Here’s where things could get dicey. That’s a lot of spice to go fillying about with. And from past experience, it doesn’t pay to be shy with anything other than cayenne. So I was a liberal shaker, whisking as I went.
After a minute or two of whisking, it had turned a beautiful pale-gold color. A bit too pale. More turmeric! More curry!
When it looked right, I covered it and moved it off the burner to cool. And once cooled, I put it in a plastic container and placed it in the fridge, still without tasting.
There was a time when I never would have dared not to adjust seasonings in a big pot of soup (I think we refer to that time as “last week”). But I just decided to take it on faith that I had done everything right, and it was already as perfect as it was ever going to get. And it being soup, we won’t know until tomorrow anyway, right?
Right! So Today is the Tomorrow You Blew Off Yesterday. And it’s lunchtime, so out comes the soup.

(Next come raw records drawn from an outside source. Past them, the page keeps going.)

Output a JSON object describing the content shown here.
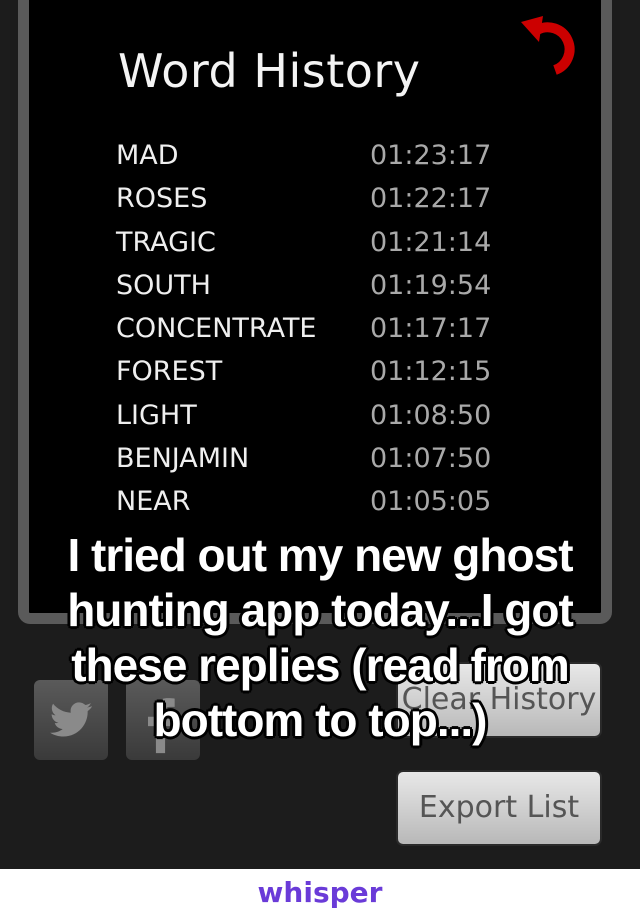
{
  "app": {
    "title": "Word History",
    "undo_icon": "undo-arrow-icon",
    "colors": {
      "accent": "#cc0000",
      "background": "#000000",
      "word_text": "#efefef",
      "time_text": "#a9a9a9"
    }
  },
  "history": [
    {
      "word": "MAD",
      "time": "01:23:17"
    },
    {
      "word": "ROSES",
      "time": "01:22:17"
    },
    {
      "word": "TRAGIC",
      "time": "01:21:14"
    },
    {
      "word": "SOUTH",
      "time": "01:19:54"
    },
    {
      "word": "CONCENTRATE",
      "time": "01:17:17"
    },
    {
      "word": "FOREST",
      "time": "01:12:15"
    },
    {
      "word": "LIGHT",
      "time": "01:08:50"
    },
    {
      "word": "BENJAMIN",
      "time": "01:07:50"
    },
    {
      "word": "NEAR",
      "time": "01:05:05"
    }
  ],
  "buttons": {
    "twitter_icon": "twitter-bird-icon",
    "facebook_icon": "facebook-f-icon",
    "clear_history": "Clear History",
    "export_list": "Export List"
  },
  "caption": {
    "lines": [
      "I tried out my new ghost",
      "hunting app today...I got",
      "these replies (read from",
      "bottom to top...)"
    ]
  },
  "footer": {
    "brand": "whisper",
    "brand_color": "#6a3bd8"
  }
}
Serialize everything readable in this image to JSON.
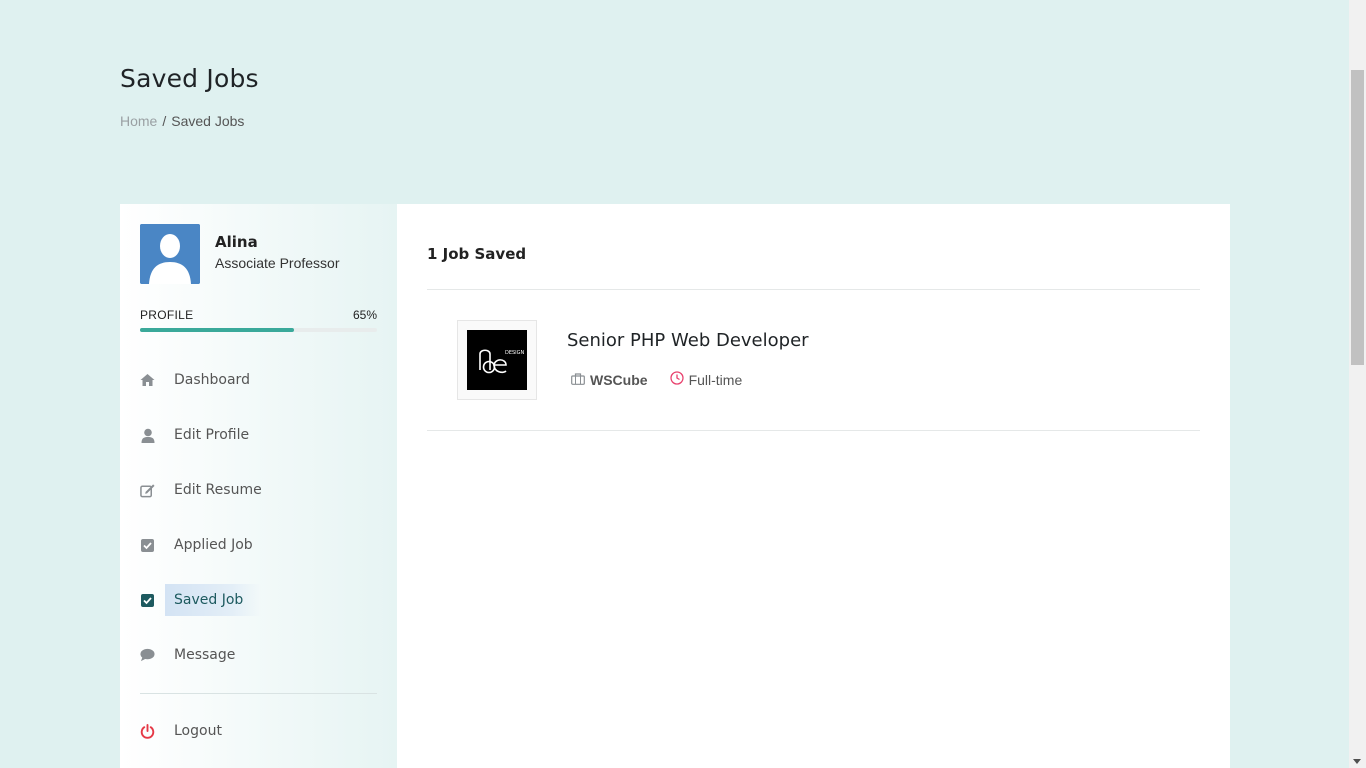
{
  "header": {
    "title": "Saved Jobs",
    "breadcrumb": {
      "home": "Home",
      "separator": "/",
      "current": "Saved Jobs"
    }
  },
  "profile": {
    "name": "Alina",
    "role": "Associate Professor",
    "progress_label": "PROFILE",
    "progress_text": "65%",
    "progress_value": 0.65
  },
  "sidebar": {
    "items": [
      {
        "label": "Dashboard",
        "icon": "home-icon",
        "active": false
      },
      {
        "label": "Edit Profile",
        "icon": "user-icon",
        "active": false
      },
      {
        "label": "Edit Resume",
        "icon": "edit-icon",
        "active": false
      },
      {
        "label": "Applied Job",
        "icon": "checkbox-icon",
        "active": false
      },
      {
        "label": "Saved Job",
        "icon": "checkbox-checked-icon",
        "active": true
      },
      {
        "label": "Message",
        "icon": "chat-bubble-icon",
        "active": false
      }
    ],
    "logout": {
      "label": "Logout",
      "icon": "power-icon"
    }
  },
  "main": {
    "count_text": "1 Job Saved",
    "jobs": [
      {
        "title": "Senior PHP Web Developer",
        "company": "WSCube",
        "type": "Full-time",
        "company_icon": "briefcase-icon",
        "type_icon": "clock-icon",
        "logo_text": "DESIGN"
      }
    ]
  },
  "colors": {
    "page_bg": "#dff1f0",
    "accent": "#3aa99a",
    "logout_red": "#e53946",
    "active_check": "#1d5a5f",
    "clock_pink": "#e8416d"
  }
}
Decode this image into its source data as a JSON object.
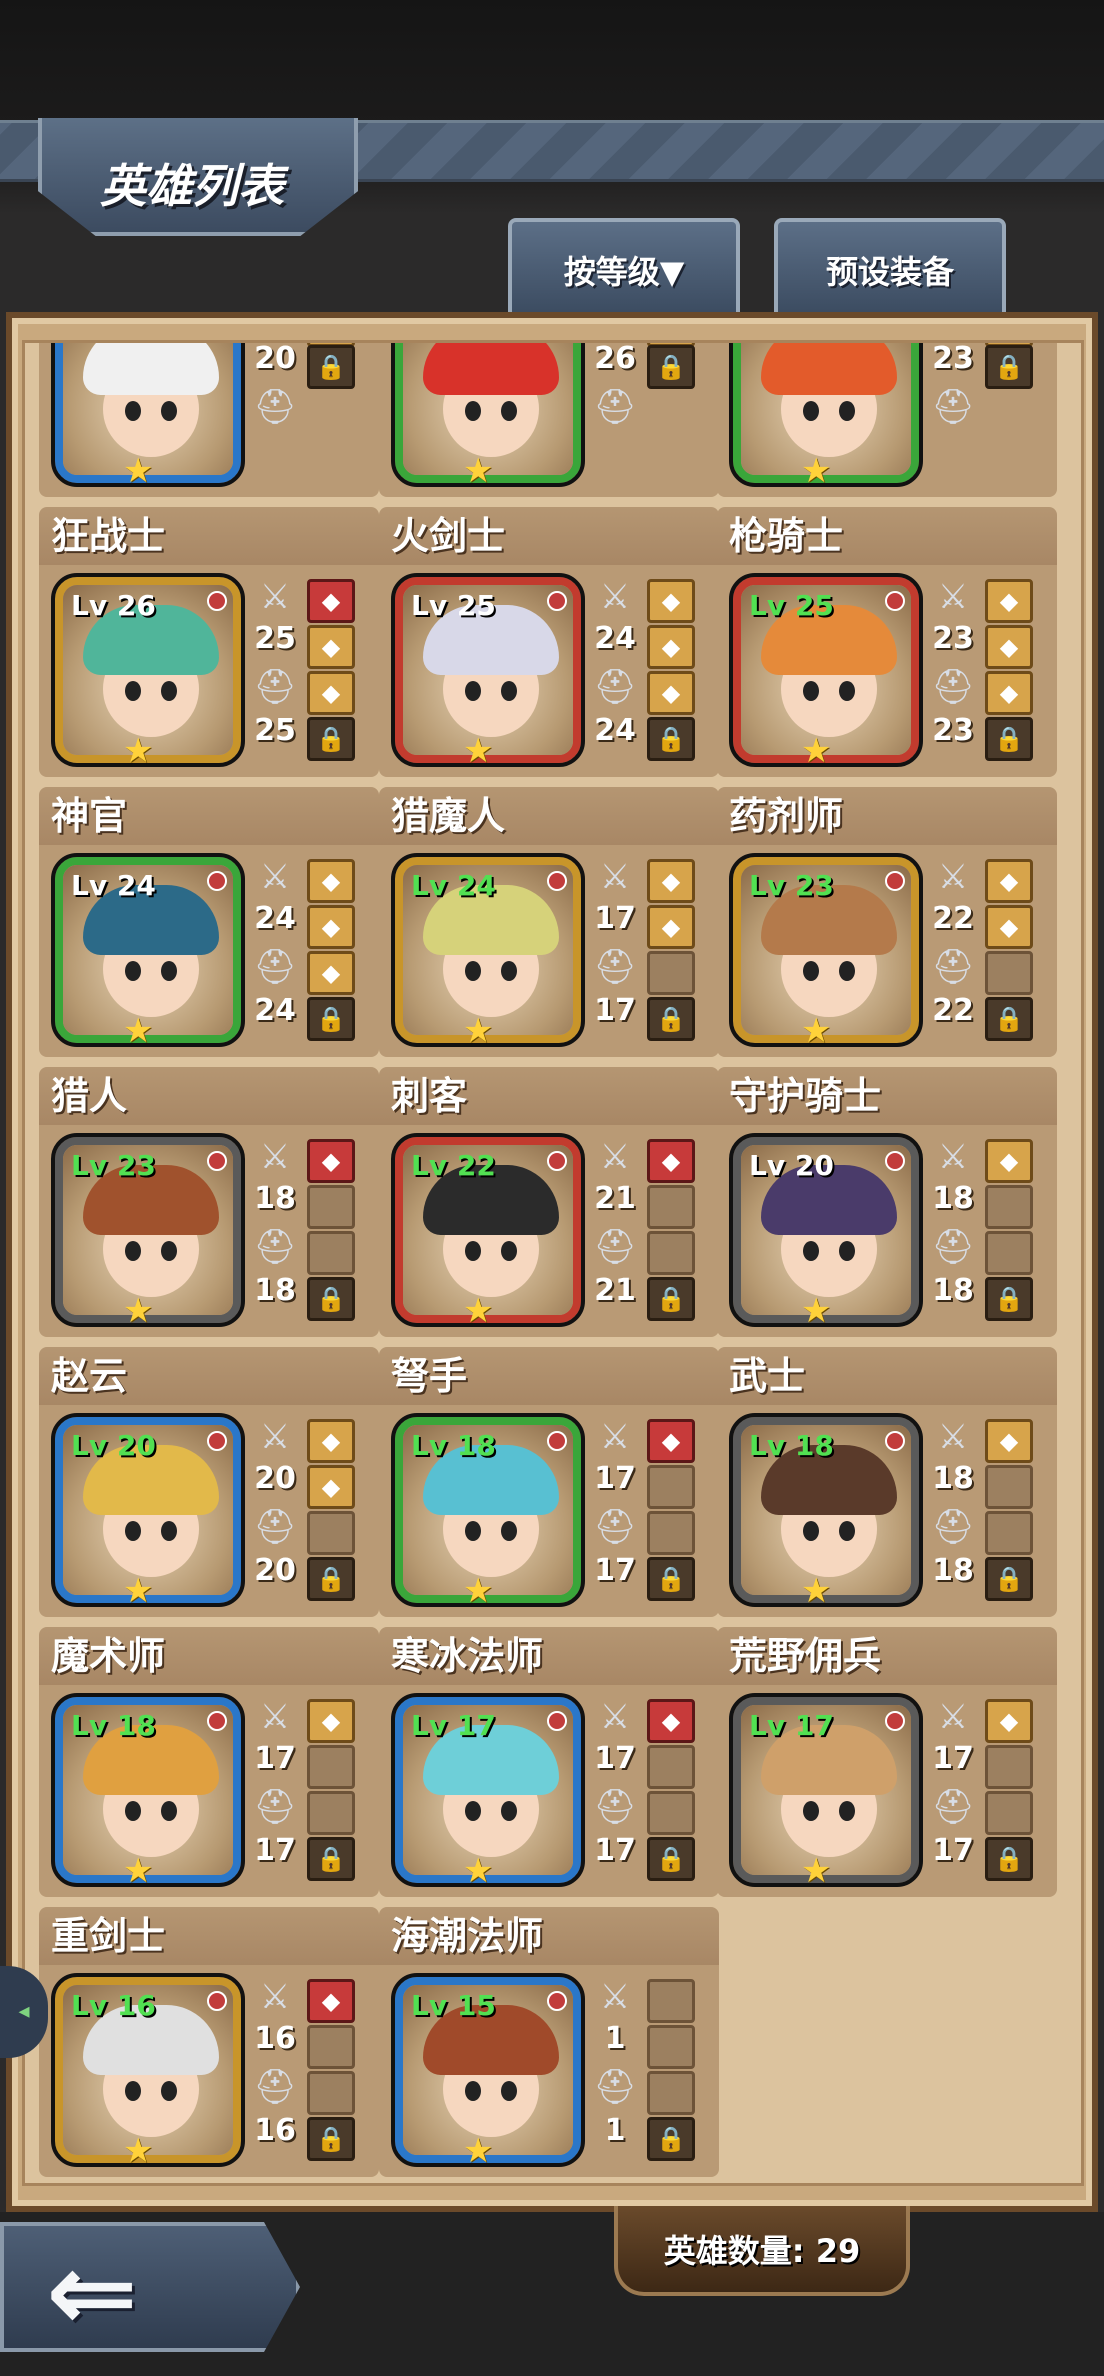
{
  "header": {
    "title": "英雄列表",
    "sort_label": "按等级▼",
    "preset_label": "预设装备"
  },
  "footer": {
    "count_label": "英雄数量: 29",
    "back": "back-arrow-icon"
  },
  "colors": {
    "green": "#3aa63a",
    "red": "#c23b2e",
    "blue": "#2a77c9",
    "gold": "#c8952a",
    "gray": "#5a5a5a",
    "lv_green": "#52e052",
    "lv_white": "#ffffff"
  },
  "heroes": [
    {
      "name": "",
      "lv": "",
      "atk": "20",
      "def": "",
      "frame": "blue",
      "lvcolor": "white",
      "slots": [
        "filled",
        "lock"
      ],
      "partial": true
    },
    {
      "name": "",
      "lv": "",
      "atk": "26",
      "def": "",
      "frame": "green",
      "lvcolor": "white",
      "slots": [
        "filled",
        "lock"
      ],
      "partial": true
    },
    {
      "name": "",
      "lv": "",
      "atk": "23",
      "def": "",
      "frame": "green",
      "lvcolor": "white",
      "slots": [
        "filled",
        "lock"
      ],
      "partial": true
    },
    {
      "name": "狂战士",
      "lv": "Lv 26",
      "atk": "25",
      "def": "25",
      "frame": "gold",
      "lvcolor": "white",
      "slots": [
        "red",
        "filled",
        "filled",
        "lock"
      ]
    },
    {
      "name": "火剑士",
      "lv": "Lv 25",
      "atk": "24",
      "def": "24",
      "frame": "red",
      "lvcolor": "white",
      "slots": [
        "filled",
        "filled",
        "filled",
        "lock"
      ]
    },
    {
      "name": "枪骑士",
      "lv": "Lv 25",
      "atk": "23",
      "def": "23",
      "frame": "red",
      "lvcolor": "green",
      "slots": [
        "filled",
        "filled",
        "filled",
        "lock"
      ]
    },
    {
      "name": "神官",
      "lv": "Lv 24",
      "atk": "24",
      "def": "24",
      "frame": "green",
      "lvcolor": "white",
      "slots": [
        "filled",
        "filled",
        "filled",
        "lock"
      ]
    },
    {
      "name": "猎魔人",
      "lv": "Lv 24",
      "atk": "17",
      "def": "17",
      "frame": "gold",
      "lvcolor": "green",
      "slots": [
        "filled",
        "filled",
        "empty",
        "lock"
      ]
    },
    {
      "name": "药剂师",
      "lv": "Lv 23",
      "atk": "22",
      "def": "22",
      "frame": "gold",
      "lvcolor": "green",
      "slots": [
        "filled",
        "filled",
        "empty",
        "lock"
      ]
    },
    {
      "name": "猎人",
      "lv": "Lv 23",
      "atk": "18",
      "def": "18",
      "frame": "gray",
      "lvcolor": "green",
      "slots": [
        "red",
        "empty",
        "empty",
        "lock"
      ]
    },
    {
      "name": "刺客",
      "lv": "Lv 22",
      "atk": "21",
      "def": "21",
      "frame": "red",
      "lvcolor": "green",
      "slots": [
        "red",
        "empty",
        "empty",
        "lock"
      ]
    },
    {
      "name": "守护骑士",
      "lv": "Lv 20",
      "atk": "18",
      "def": "18",
      "frame": "gray",
      "lvcolor": "white",
      "slots": [
        "filled",
        "empty",
        "empty",
        "lock"
      ]
    },
    {
      "name": "赵云",
      "lv": "Lv 20",
      "atk": "20",
      "def": "20",
      "frame": "blue",
      "lvcolor": "green",
      "slots": [
        "filled",
        "filled",
        "empty",
        "lock"
      ]
    },
    {
      "name": "弩手",
      "lv": "Lv 18",
      "atk": "17",
      "def": "17",
      "frame": "green",
      "lvcolor": "green",
      "slots": [
        "red",
        "empty",
        "empty",
        "lock"
      ]
    },
    {
      "name": "武士",
      "lv": "Lv 18",
      "atk": "18",
      "def": "18",
      "frame": "gray",
      "lvcolor": "green",
      "slots": [
        "filled",
        "empty",
        "empty",
        "lock"
      ]
    },
    {
      "name": "魔术师",
      "lv": "Lv 18",
      "atk": "17",
      "def": "17",
      "frame": "blue",
      "lvcolor": "green",
      "slots": [
        "filled",
        "empty",
        "empty",
        "lock"
      ]
    },
    {
      "name": "寒冰法师",
      "lv": "Lv 17",
      "atk": "17",
      "def": "17",
      "frame": "blue",
      "lvcolor": "green",
      "slots": [
        "red",
        "empty",
        "empty",
        "lock"
      ]
    },
    {
      "name": "荒野佣兵",
      "lv": "Lv 17",
      "atk": "17",
      "def": "17",
      "frame": "gray",
      "lvcolor": "green",
      "slots": [
        "filled",
        "empty",
        "empty",
        "lock"
      ]
    },
    {
      "name": "重剑士",
      "lv": "Lv 16",
      "atk": "16",
      "def": "16",
      "frame": "gold",
      "lvcolor": "green",
      "slots": [
        "red",
        "empty",
        "empty",
        "lock"
      ]
    },
    {
      "name": "海潮法师",
      "lv": "Lv 15",
      "atk": "1",
      "def": "1",
      "frame": "blue",
      "lvcolor": "green",
      "slots": [
        "empty",
        "empty",
        "empty",
        "lock"
      ]
    }
  ],
  "icons": {
    "attack": "sword-icon",
    "defense": "helmet-icon",
    "lock": "lock-icon",
    "star": "star-icon"
  }
}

OK, looking good as it heats. Smelling strong…too strong? Stirring spoon still has the finish on it, so that’s a good sign…no flying insects have swooned into the pot…
After letting it sit long enough to take a picture of it (hey, I’m hep to the ways of you young people), I gave it a taste.
Absolutely delicious! But not how I was expecting. The familiar flavors had coalesced in a way that was more delicate and less hot than it would have been, had I imposed my will during the seasoning process yesterday. Now the soup was evocative of something different, something almost…motherly. If my mother had been Indian. And had cooked. And had been alive.
It has me thinking of the thousands of opportunities for surprise that we lose by imposing our intent instead of trusting the moment. I mean, I know how to cook, but it’s all in the balance. And what if you gave that part away, and just went with your sense of sight instead of taste? Or even your sense of touch? It might take you to a whole new experience.
Of course, it’s highly unlikely any of that can ever be replicated. But if you want permanence, you’re in the wrong kitchen, baby!